To help make your experience as enjoyable as possible, here are my top tips to prepare for the Tour of Flanders and become a Flandrien…
1. Prepare yourself, get those winter miles in. For the middle distance, I put myself on a program for a 100 mile ride, which I figured would give me sufficient endurance. I was glad I did as I did not struggle with the distance.
2. Find yourself the steepest hill you can find. Some of the inclines are 20% and while they are all rideable, it bodes well if you know what 20% looks and feels like. You may also want to change your rear cassette to a more mountain friendly gearing. I went for a 12-30 with a 52-39 on the front and this worked out fine for me.
3. Find yourself some cobbles. While I was prepared for the hills, I grossly underestimated the cobbles. Towards the end of the ride my hands started feeling sore and most certainly the next day felt like someone had swapped mine for those of an arthritic 90-year old.
4. Cobbles are best ridden at speed. This may be counter intuitive, but if you go over them at speed, you ‘glide’ over the surface rather than being caught at every single edge. I tried it, it works. Equally, don’t grip your handlebars. Hold them losely to allow you to just keep control and let them bounce about, it takes a lot of the shock out. Cobbles sap power and therefore should be treated like hills.
5. Try and make your bike as comfortable as possible. Flanders is not the place for skinny tyres. Get some 25mm tyres (I rode 28mm) and ride them at a slightly lower pressure than you normally would. I’ve also put some gel pads under my handlebar tape for additional cushioning. Get a good comfy pair of shorts and well cushioned gloves.
6. Be prepared for everything weatherwise. Last year it was freezing cold, usually it’s a bit soggy, this year we were toasted by the sun. By January, I had decided on my kit, had it all tested and tried for comfort, only to have to reconsider two days prior because temperatures jumped up to near 20C.
7. Get used to riding and climbing in close proximity to other riders. Some of the lanes and cobbled climbs are rather narrow and there are always faster riders over taking. It helps if you are used to riding with people around you, rather than freaking slightly when someone zooms past in touching distance. This is best done by joining your local bike club or finding some mates.
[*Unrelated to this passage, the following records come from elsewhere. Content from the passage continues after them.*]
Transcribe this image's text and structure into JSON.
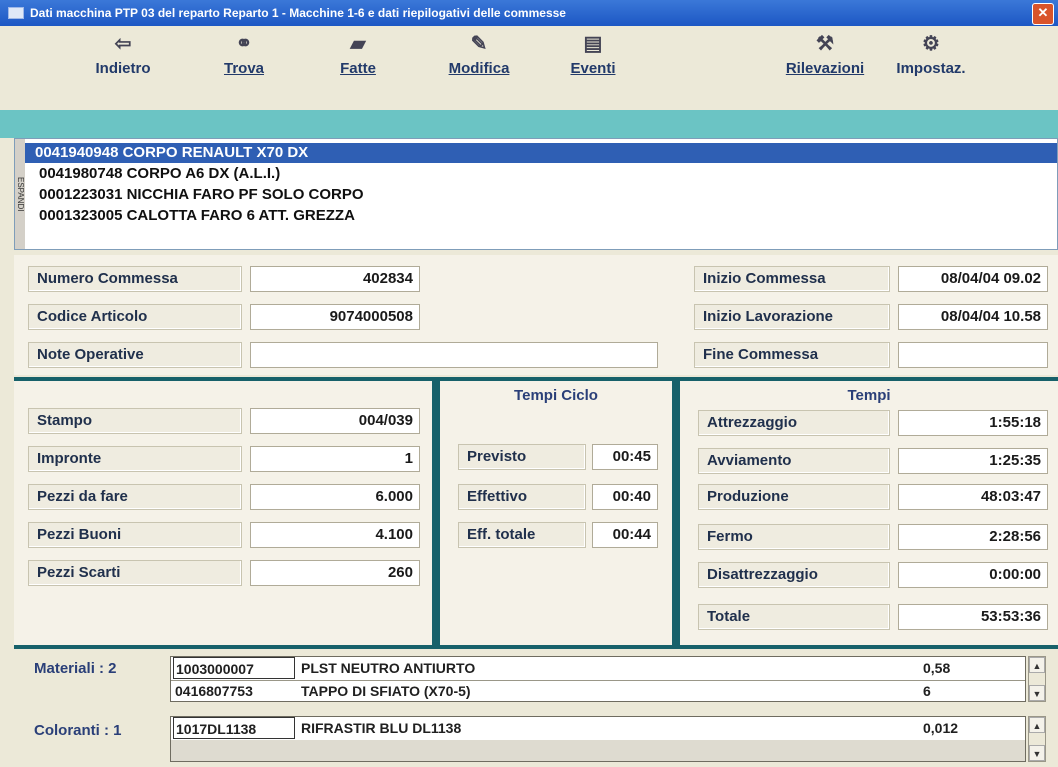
{
  "window": {
    "title": "Dati macchina PTP 03 del reparto Reparto 1 - Macchine 1-6 e dati riepilogativi delle commesse"
  },
  "toolbar": {
    "back": "Indietro",
    "find": "Trova",
    "done": "Fatte",
    "edit": "Modifica",
    "events": "Eventi",
    "surveys": "Rilevazioni",
    "settings": "Impostaz."
  },
  "orders": {
    "side_label": "ESPANDI",
    "items": [
      "0041940948 CORPO RENAULT X70 DX",
      "0041980748 CORPO A6 DX (A.L.I.)",
      "0001223031 NICCHIA FARO PF SOLO CORPO",
      "0001323005 CALOTTA FARO 6 ATT. GREZZA"
    ]
  },
  "order_info": {
    "numero_commessa_label": "Numero Commessa",
    "numero_commessa": "402834",
    "codice_articolo_label": "Codice Articolo",
    "codice_articolo": "9074000508",
    "note_label": "Note Operative",
    "note": "",
    "inizio_commessa_label": "Inizio Commessa",
    "inizio_commessa": "08/04/04 09.02",
    "inizio_lavorazione_label": "Inizio Lavorazione",
    "inizio_lavorazione": "08/04/04 10.58",
    "fine_commessa_label": "Fine Commessa",
    "fine_commessa": ""
  },
  "production": {
    "stampo_label": "Stampo",
    "stampo": "004/039",
    "impronte_label": "Impronte",
    "impronte": "1",
    "pezzi_fare_label": "Pezzi da fare",
    "pezzi_fare": "6.000",
    "pezzi_buoni_label": "Pezzi Buoni",
    "pezzi_buoni": "4.100",
    "pezzi_scarti_label": "Pezzi Scarti",
    "pezzi_scarti": "260"
  },
  "cycle": {
    "title": "Tempi Ciclo",
    "previsto_label": "Previsto",
    "previsto": "00:45",
    "effettivo_label": "Effettivo",
    "effettivo": "00:40",
    "totale_label": "Eff. totale",
    "totale": "00:44"
  },
  "times": {
    "title": "Tempi",
    "attrezzaggio_label": "Attrezzaggio",
    "attrezzaggio": "1:55:18",
    "avviamento_label": "Avviamento",
    "avviamento": "1:25:35",
    "produzione_label": "Produzione",
    "produzione": "48:03:47",
    "fermo_label": "Fermo",
    "fermo": "2:28:56",
    "disattrezzaggio_label": "Disattrezzaggio",
    "disattrezzaggio": "0:00:00",
    "totale_label": "Totale",
    "totale": "53:53:36"
  },
  "materials": {
    "label": "Materiali : 2",
    "rows": [
      {
        "code": "1003000007",
        "name": "PLST NEUTRO ANTIURTO",
        "qty": "0,58"
      },
      {
        "code": "0416807753",
        "name": "TAPPO DI SFIATO  (X70-5)",
        "qty": "6"
      }
    ]
  },
  "colorants": {
    "label": "Coloranti : 1",
    "rows": [
      {
        "code": "1017DL1138",
        "name": "RIFRASTIR BLU DL1138",
        "qty": "0,012"
      }
    ]
  }
}
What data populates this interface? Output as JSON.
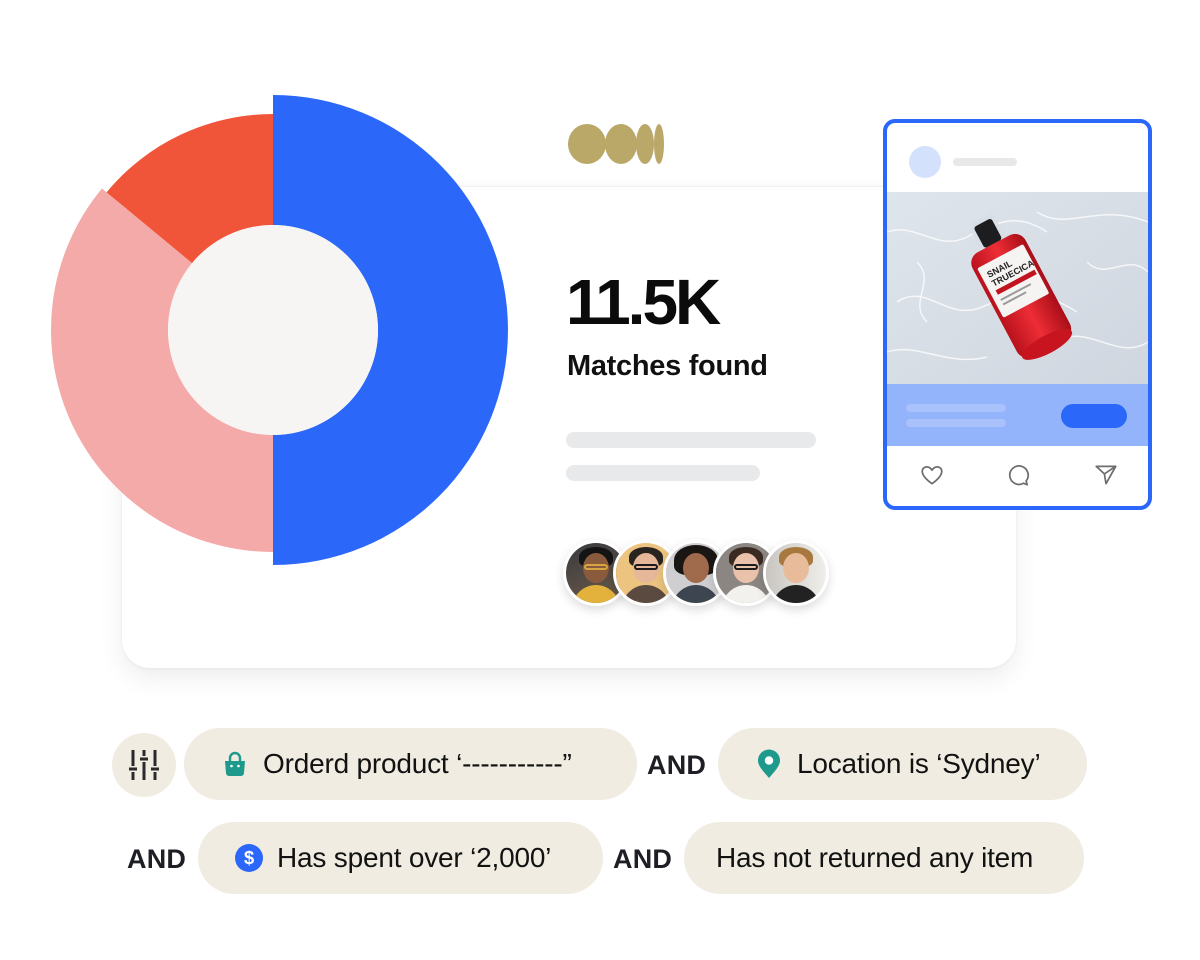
{
  "summary": {
    "stat_value": "11.5K",
    "stat_label": "Matches found"
  },
  "chart_data": {
    "type": "pie",
    "variant": "donut",
    "title": "",
    "slices": [
      {
        "name": "segment-1",
        "value": 50,
        "color": "#2b68fa"
      },
      {
        "name": "segment-2",
        "value": 36,
        "color": "#f4aaa8"
      },
      {
        "name": "segment-3",
        "value": 14,
        "color": "#f0553a"
      }
    ],
    "center_color": "#f7f5f4"
  },
  "brand": {
    "logo": "brand-logo-icon",
    "logo_color": "#b9a867"
  },
  "audience": {
    "avatars": [
      {
        "name": "avatar-1"
      },
      {
        "name": "avatar-2"
      },
      {
        "name": "avatar-3"
      },
      {
        "name": "avatar-4"
      },
      {
        "name": "avatar-5"
      }
    ]
  },
  "post_preview": {
    "product_image": "snail-truecica-serum-bottle",
    "product_label_line1": "SNAIL",
    "product_label_line2": "TRUECICA",
    "actions": [
      "heart-icon",
      "comment-icon",
      "send-icon"
    ],
    "accent_color": "#2b68fa"
  },
  "filters": {
    "settings_icon": "sliders-icon",
    "conditions": [
      {
        "icon": "shopping-bag-icon",
        "icon_color": "#1e9a8c",
        "label": "Orderd product ‘-----------”"
      },
      {
        "icon": "location-pin-icon",
        "icon_color": "#1e9a8c",
        "label": "Location is ‘Sydney’"
      },
      {
        "icon": "dollar-icon",
        "icon_color": "#2b68fa",
        "label": "Has spent over ‘2,000’"
      },
      {
        "icon": null,
        "label": "Has not returned any item"
      }
    ],
    "operators": [
      "AND",
      "AND",
      "AND"
    ]
  }
}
8. Find some mates and bring your family. They are either riding with you or make up your technical support team. It’s nice to have someone sharing the pain, cheer you on up the climbs and, most importantly, have a cool Belgian beer waiting for you when you arrive. Flanders is a great family experience and watching the pros is inspiring people of any age.
9. Learn to judge your strength and make smart decisions. Some of the hills, especially the steep cobbled ones like the Koppenberg, Oude Kwaaremont and Paterberg, are a real challenge and you should absolutely give them a go. However, if you get stuck or run out of steam, get off your bike quickly and move to the right side to continue pushing it up the hill, leaving plenty of room for those that are still on their bikes and riding. There is no shame in pushing your bike, the pros even do it, but other riders may get verbal if you are blocking the way. Common sense really.
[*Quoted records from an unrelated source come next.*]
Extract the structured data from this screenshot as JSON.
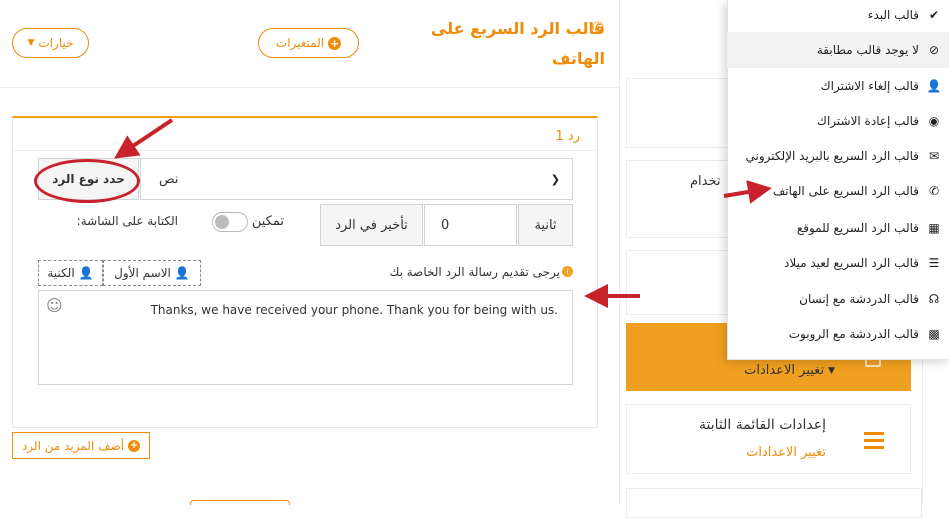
{
  "header": {
    "title": "قالب الرد السريع على الهاتف",
    "variables_button": "المتغيرات",
    "options_button": "خيارات"
  },
  "reply": {
    "label": "رد 1",
    "type_label": "حدد نوع الرد",
    "type_value": "نص",
    "delay_unit": "ثانية",
    "delay_value": "0",
    "delay_label": "تأخير في الرد",
    "enable_label": "تمكين",
    "typing_label": ":الكتابة على الشاشة",
    "hint": "يرجى تقديم رسالة الرد الخاصة بك",
    "first_name_tag": "الاسم الأول",
    "last_name_tag": "الكنية",
    "message": "Thanks, we have received your phone. Thank you for being with us."
  },
  "add_more_button": "أضف المزيد من الرد",
  "sidebar": {
    "change_settings": "تغيير الاعدادات",
    "fixed_menu_title": "إعدادات القائمة الثابتة",
    "fixed_menu_link": "تغيير الاعدادات",
    "partial_text": "تخدام"
  },
  "dropdown": {
    "items": [
      {
        "label": "قالب البدء",
        "icon": "check-circle-icon"
      },
      {
        "label": "لا يوجد قالب مطابقة",
        "icon": "eye-slash-icon"
      },
      {
        "label": "قالب إلغاء الاشتراك",
        "icon": "user-slash-icon"
      },
      {
        "label": "قالب إعادة الاشتراك",
        "icon": "user-circle-icon"
      },
      {
        "label": "قالب الرد السريع بالبريد الإلكتروني",
        "icon": "envelope-icon"
      },
      {
        "label": "قالب الرد السريع على الهاتف",
        "icon": "phone-icon"
      },
      {
        "label": "قالب الرد السريع للموقع",
        "icon": "map-icon"
      },
      {
        "label": "قالب الرد السريع لعيد ميلاد",
        "icon": "birthday-cake-icon"
      },
      {
        "label": "قالب الدردشة مع إنسان",
        "icon": "headset-icon"
      },
      {
        "label": "قالب الدردشة مع الروبوت",
        "icon": "robot-icon"
      }
    ]
  },
  "colors": {
    "accent": "#f08c0a",
    "panel_orange": "#f0a020",
    "arrow_red": "#c8232c"
  }
}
10. Smile and enjoy. At the top of every major climb are photo and video cameras. Smile! Or put on your best suffer grimace (this may be the more natural reaction). Equally, along the route, there are feed stations every 20 or so miles. Stop, have a break, chat to other riders, and dig into the food on offer. I’d forgotten my energy food, but I need not have worried. My entire ride was sustained by honey cake and caramel waffles. Just enjoy everything the ride has to offer!
The Ronde van Vlaanderen is a wonderful experience and if you are into riding your bike, it belongs on your bucket list. So get entering! If this year was a good predictor, entries may sell out rather quickly. They usually open early in November.
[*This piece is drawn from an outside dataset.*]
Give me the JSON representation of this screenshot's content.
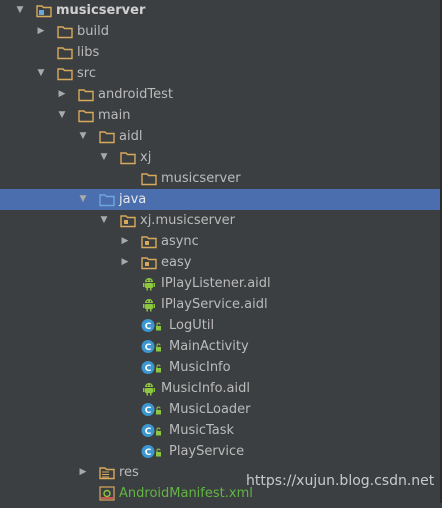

Until then, enjoy your rides in the Spring and summer weather.